The Mtunbawe reef at the Chale Marine Park is an underwater oasis abundant with fish life and offering divers the chance to see rarely spotted marine life.
The weedy scorpion fish, or to give it its proper name, the rhinopias frondosa, is one of these rare finds. It is a distinctive looking fish belonging to the scorpaenidae family. It is covered in weed-like appendages with an upturned mouth, tentacles on the nose and skin flaps covering its body. Weedy scorpion fish are an uncommon, colourful sight, usually found on the reef or rubble surrounding corals. They often appear entirely still.

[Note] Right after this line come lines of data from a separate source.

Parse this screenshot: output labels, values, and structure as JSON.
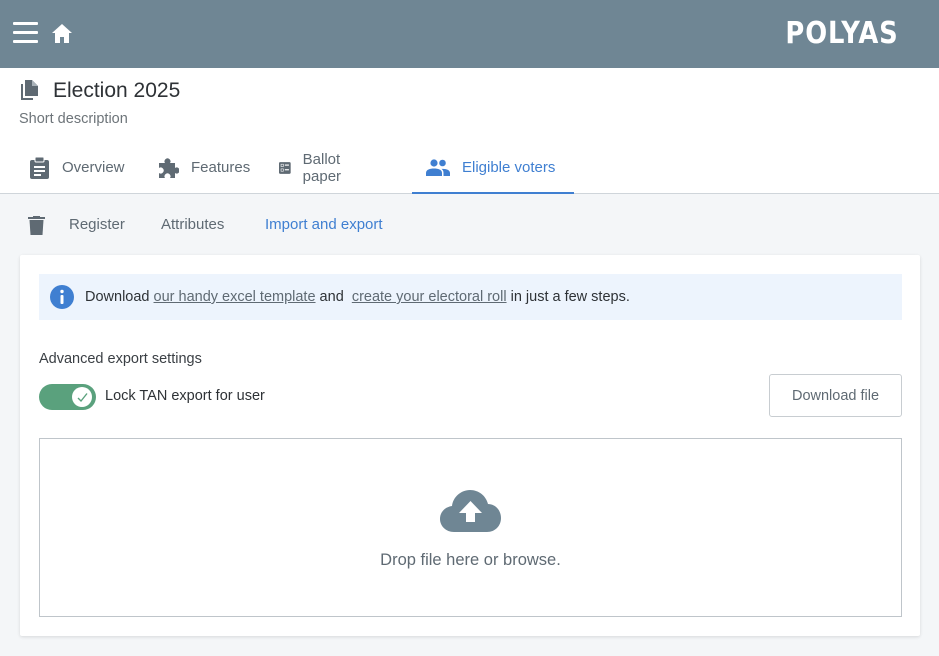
{
  "topbar": {
    "brand": "POLYAS",
    "menu_icon": "hamburger-menu-icon",
    "home_icon": "home-icon",
    "background": "#6f8694"
  },
  "election": {
    "title": "Election 2025",
    "description": "Short description"
  },
  "tabs": [
    {
      "label": "Overview",
      "icon": "clipboard-icon"
    },
    {
      "label": "Features",
      "icon": "puzzle-icon"
    },
    {
      "label": "Ballot paper",
      "icon": "ballot-icon"
    },
    {
      "label": "Eligible voters",
      "icon": "people-icon",
      "active": true
    }
  ],
  "subnav": {
    "trash_icon": "trash-icon",
    "items": [
      {
        "label": "Register"
      },
      {
        "label": "Attributes"
      },
      {
        "label": "Import and export",
        "active": true
      }
    ]
  },
  "info": {
    "prefix": "Download ",
    "link1": "our handy excel template",
    "middle": " and ",
    "link2": "create your electoral roll",
    "suffix": " in just a few steps."
  },
  "export": {
    "section_label": "Advanced export settings",
    "toggle_label": "Lock TAN export for user",
    "toggle_on": true,
    "download_button": "Download file"
  },
  "dropzone": {
    "text": "Drop file here or browse.",
    "icon": "cloud-upload-icon"
  },
  "colors": {
    "accent": "#3f7fd1",
    "toggle": "#5aa17d",
    "info_bg": "#edf4fd"
  }
}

Weedy scorpion fish are poor swimmers and tend to hop or crawl on their pelvic fins instead of swimming, before wedging themselves into strategic positions and laying in wait for their prey. They feed on concentrations of small fish.

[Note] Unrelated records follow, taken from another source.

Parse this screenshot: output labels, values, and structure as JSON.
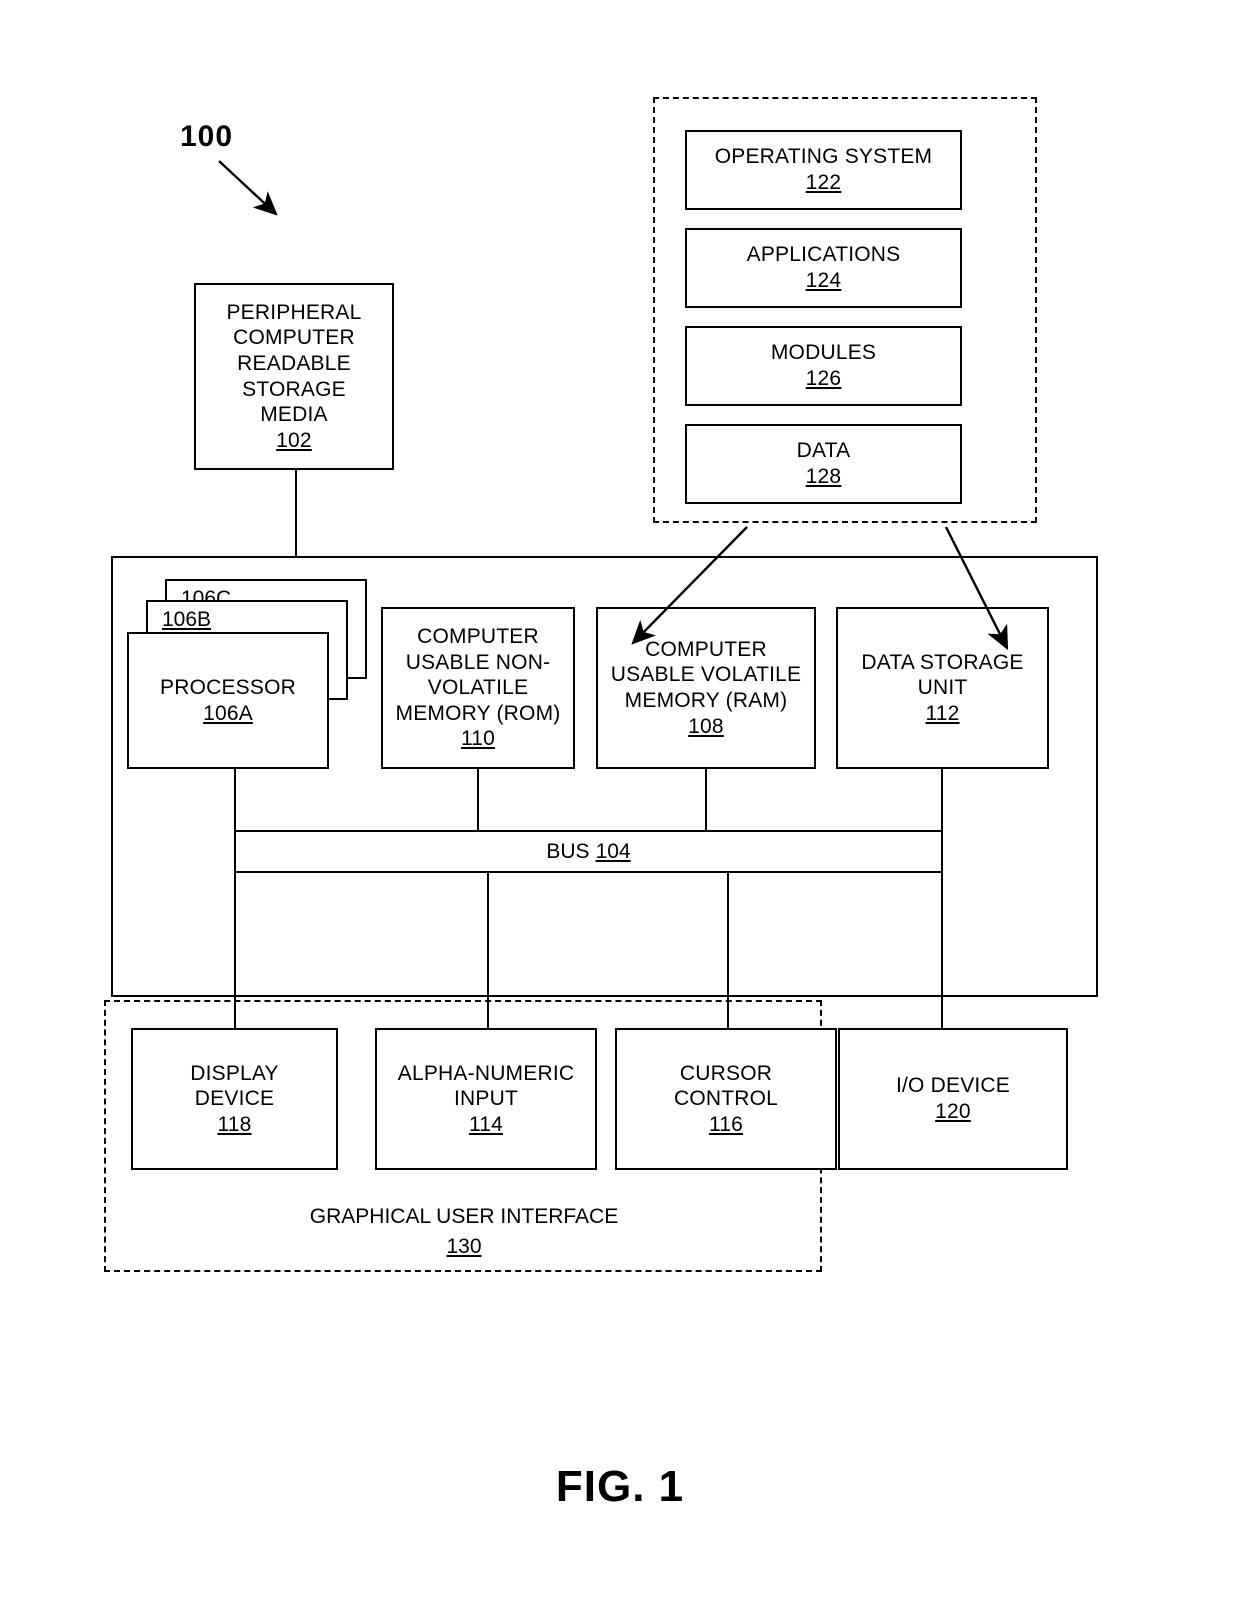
{
  "figure": {
    "caption": "FIG. 1",
    "system_ref": "100"
  },
  "peripheral": {
    "lines": [
      "PERIPHERAL",
      "COMPUTER",
      "READABLE",
      "STORAGE",
      "MEDIA"
    ],
    "number": "102"
  },
  "software_container": {
    "boxes": [
      {
        "label": "OPERATING SYSTEM",
        "number": "122"
      },
      {
        "label": "APPLICATIONS",
        "number": "124"
      },
      {
        "label": "MODULES",
        "number": "126"
      },
      {
        "label": "DATA",
        "number": "128"
      }
    ]
  },
  "processor_stack": {
    "back_label": "106C",
    "middle_label": "106B",
    "front_label": "PROCESSOR",
    "front_number": "106A"
  },
  "memory_row": [
    {
      "name": "rom",
      "lines": [
        "COMPUTER",
        "USABLE NON-",
        "VOLATILE",
        "MEMORY (ROM)"
      ],
      "number": "110"
    },
    {
      "name": "ram",
      "lines": [
        "COMPUTER",
        "USABLE VOLATILE",
        "MEMORY (RAM)"
      ],
      "number": "108"
    },
    {
      "name": "data-storage",
      "lines": [
        "DATA STORAGE",
        "UNIT"
      ],
      "number": "112"
    }
  ],
  "bus": {
    "label": "BUS",
    "number": "104"
  },
  "io_row": [
    {
      "name": "display-device",
      "lines": [
        "DISPLAY",
        "DEVICE"
      ],
      "number": "118"
    },
    {
      "name": "alpha-numeric-input",
      "lines": [
        "ALPHA-NUMERIC",
        "INPUT"
      ],
      "number": "114"
    },
    {
      "name": "cursor-control",
      "lines": [
        "CURSOR",
        "CONTROL"
      ],
      "number": "116"
    },
    {
      "name": "io-device",
      "lines": [
        "I/O DEVICE"
      ],
      "number": "120"
    }
  ],
  "gui": {
    "label": "GRAPHICAL USER INTERFACE",
    "number": "130"
  },
  "colors": {
    "line": "#000000",
    "background": "#ffffff"
  }
}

Another gem of the waters at Chale is the paddle flap scorpion fish, or the rhinopias eschmeyeri. Unlike its weedy scorpion cousin, the paddle flap scorpion fish can walk. Although they are also able to swim, they tend to ‘walk’ around using their pectoral fins, which give the appearance of walking. Paddle flap scorpion fish are equally colourful creatures that blend in with their environment with a preference for laying motionless, ready to ambush their unsuspecting prey.

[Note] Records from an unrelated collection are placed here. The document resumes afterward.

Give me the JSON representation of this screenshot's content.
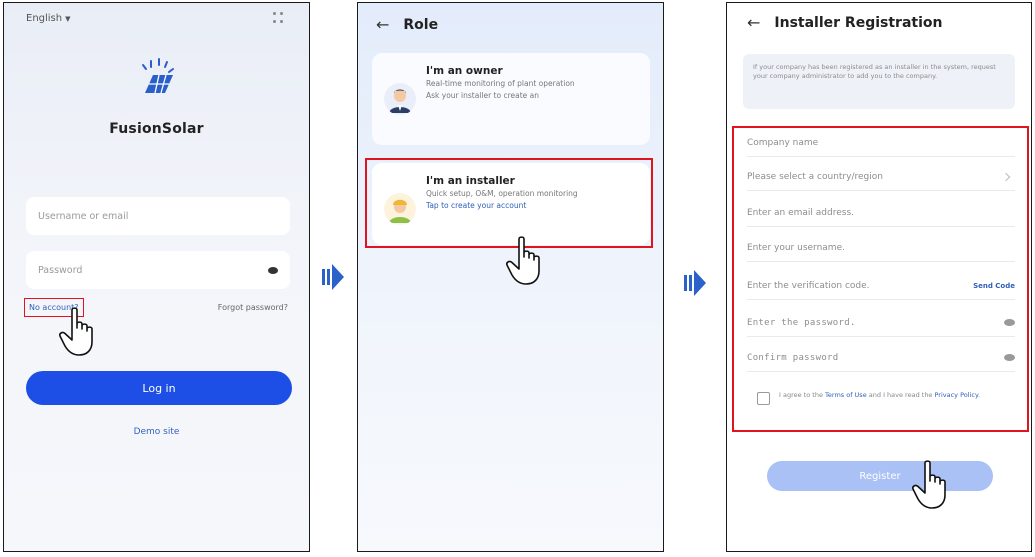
{
  "login": {
    "language": "English",
    "brand": "FusionSolar",
    "username_placeholder": "Username or email",
    "password_placeholder": "Password",
    "no_account": "No account?",
    "forgot_password": "Forgot password?",
    "login_button": "Log in",
    "demo_site": "Demo site"
  },
  "role": {
    "title": "Role",
    "owner": {
      "title": "I'm an owner",
      "desc": "Real-time monitoring of plant operation",
      "note": "Ask your installer to create an"
    },
    "installer": {
      "title": "I'm an installer",
      "desc": "Quick setup, O&M, operation monitoring",
      "link": "Tap to create your account"
    }
  },
  "registration": {
    "title": "Installer Registration",
    "notice": "If your company has been registered as an installer in the system, request your company administrator to add you to the company.",
    "fields": {
      "company": "Company name",
      "country": "Please select a country/region",
      "email": "Enter an email address.",
      "username": "Enter your username.",
      "code": "Enter the verification code.",
      "send_code": "Send Code",
      "password": "Enter the password.",
      "confirm": "Confirm password"
    },
    "agree_prefix": "I agree to the ",
    "terms": "Terms of Use",
    "agree_mid": " and I have read the ",
    "privacy": "Privacy Policy",
    "agree_suffix": ".",
    "register_button": "Register"
  },
  "colors": {
    "accent": "#1d4fe6",
    "highlight": "#e0141e",
    "arrow": "#2a62c9"
  },
  "icons": {
    "back": "arrow-left-icon",
    "cursor": "hand-pointer-icon",
    "flow": "flow-arrow-right-icon"
  }
}
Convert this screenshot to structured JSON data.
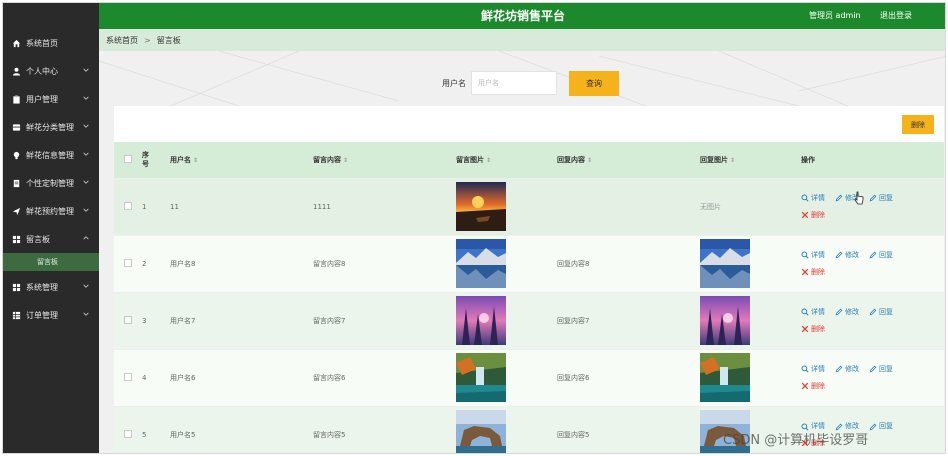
{
  "header": {
    "title": "鲜花坊销售平台",
    "admin_label": "管理员 admin",
    "logout_label": "退出登录"
  },
  "sidebar": {
    "items": [
      {
        "label": "系统首页",
        "icon": "home-icon",
        "chevron": false
      },
      {
        "label": "个人中心",
        "icon": "user-icon",
        "chevron": true
      },
      {
        "label": "用户管理",
        "icon": "clipboard-icon",
        "chevron": true
      },
      {
        "label": "鲜花分类管理",
        "icon": "list-icon",
        "chevron": true
      },
      {
        "label": "鲜花信息管理",
        "icon": "bulb-icon",
        "chevron": true
      },
      {
        "label": "个性定制管理",
        "icon": "doc-icon",
        "chevron": true
      },
      {
        "label": "鲜花预约管理",
        "icon": "send-icon",
        "chevron": true
      },
      {
        "label": "留言板",
        "icon": "grid-icon",
        "chevron": true,
        "open": true
      },
      {
        "label": "系统管理",
        "icon": "grid-icon",
        "chevron": true
      },
      {
        "label": "订单管理",
        "icon": "table-icon",
        "chevron": true
      }
    ],
    "subitem": "留言板"
  },
  "breadcrumb": {
    "home": "系统首页",
    "separator": ">",
    "current": "留言板"
  },
  "search": {
    "label": "用户名",
    "placeholder": "用户名",
    "value": "",
    "button": "查询"
  },
  "toolbar": {
    "delete_label": "删除"
  },
  "table": {
    "headers": {
      "index": "序号",
      "username": "用户名",
      "content": "留言内容",
      "image": "留言图片",
      "reply": "回复内容",
      "reply_image": "回复图片",
      "actions": "操作"
    },
    "rows": [
      {
        "index": "1",
        "username": "11",
        "content": "1111",
        "image": "sunset",
        "reply": "",
        "reply_image_text": "无图片",
        "reply_image": ""
      },
      {
        "index": "2",
        "username": "用户名8",
        "content": "留言内容8",
        "image": "lake",
        "reply": "回复内容8",
        "reply_image": "lake"
      },
      {
        "index": "3",
        "username": "用户名7",
        "content": "留言内容7",
        "image": "pinktrees",
        "reply": "回复内容7",
        "reply_image": "pinktrees"
      },
      {
        "index": "4",
        "username": "用户名6",
        "content": "留言内容6",
        "image": "waterfall",
        "reply": "回复内容6",
        "reply_image": "waterfall"
      },
      {
        "index": "5",
        "username": "用户名5",
        "content": "留言内容5",
        "image": "arch",
        "reply": "回复内容5",
        "reply_image": "arch"
      }
    ],
    "actions": {
      "detail": "详情",
      "edit": "修改",
      "reply": "回复",
      "delete": "删除"
    }
  },
  "watermark": "CSDN @计算机毕设罗哥",
  "colors": {
    "header": "#1c8a2c",
    "sidebar": "#2a2a2a",
    "accent_button": "#f5b21a",
    "link": "#2b7fb8",
    "danger": "#e53935"
  }
}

It is unusual for the weedy scorpion fish and the paddle flap scorpion fish to inhabit the same area for months at a time, adding to the uniqueness of a dive at Chale.